      Some of the fabric shown is from our stashes, and some from local stores. We didn’t put links because everyone’s access point and preferences are different, and we intended this as a general guide applicable no matter where you shop. Some places we go to online are Stone Mountain and Daughter, Ewe Fibers, Blackbird, and I See Fabric. Closet Core has a fairly exhaustive list on online stores here,

  1. Hello! I’m trying to understand what the difference is, when buying bulk fabric, between “folded” and “rolls”. Would you happen to have know what these terms mean? Please and thank you!

  2. Can you see a liberty of London cotton lawn used for a lichen duster? I want it for a light weight summer robe and I would add buttons down the front. The lawn would be an overall pattern so no matching. What do you think? Otherwise I’ll look for tencil or thin linen. Thanks!

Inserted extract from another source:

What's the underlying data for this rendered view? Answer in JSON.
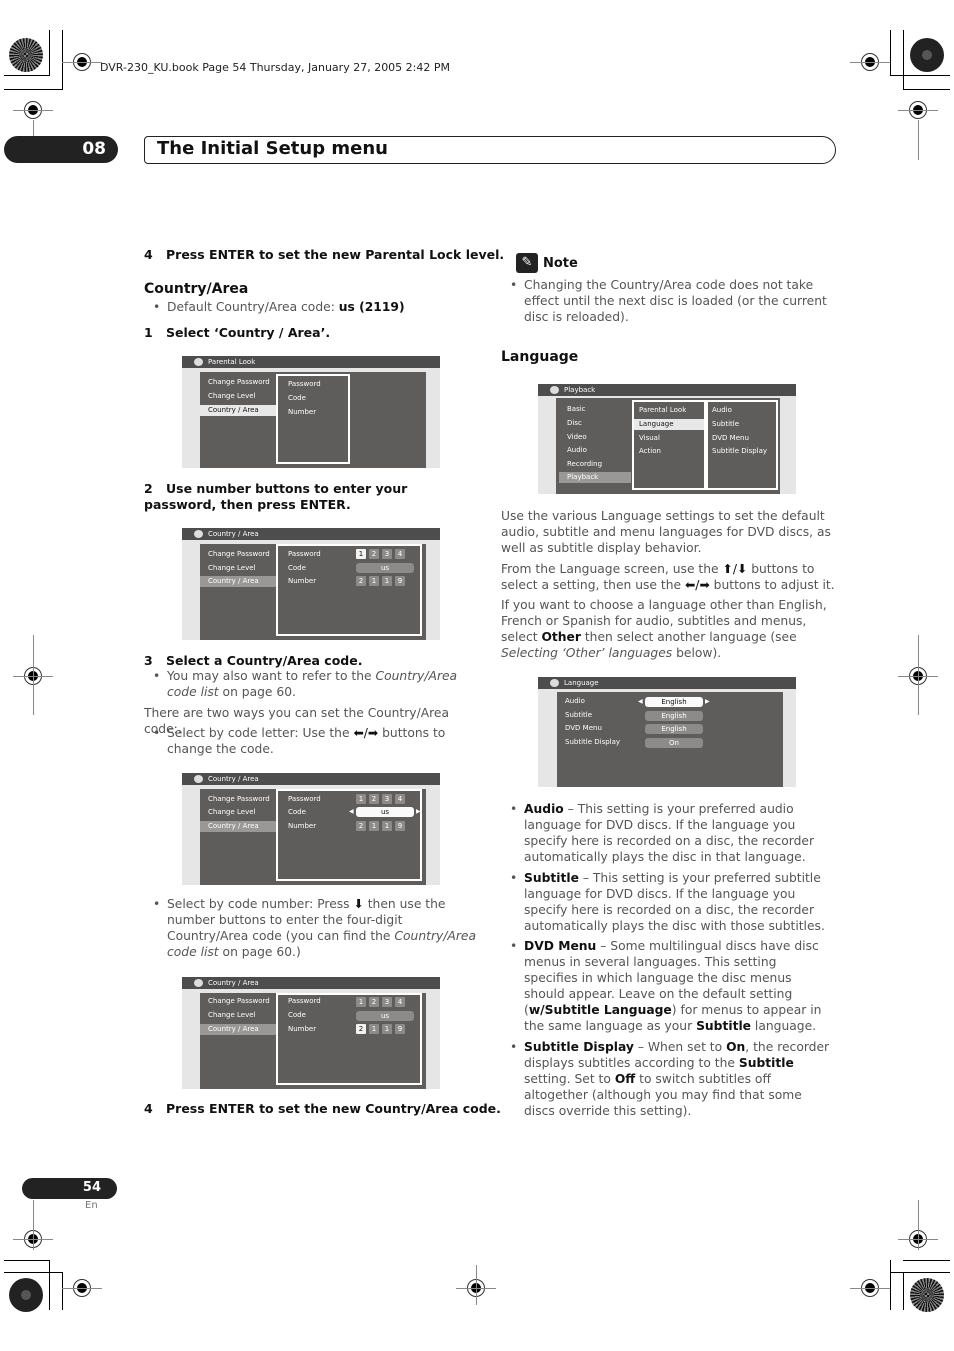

    1. Hi Rebecca! A liberty tana lawn would work, but it is a very delicate fabric, so take care with the gores. I would definitely give it robe vibes more than a duster look, but is sounds like that is what you are going for. If you intend to wear it over other things I would choose a lightweight linen instead. As for adding buttons, that is a bit trickier. Send us an email at and we will try to help you out.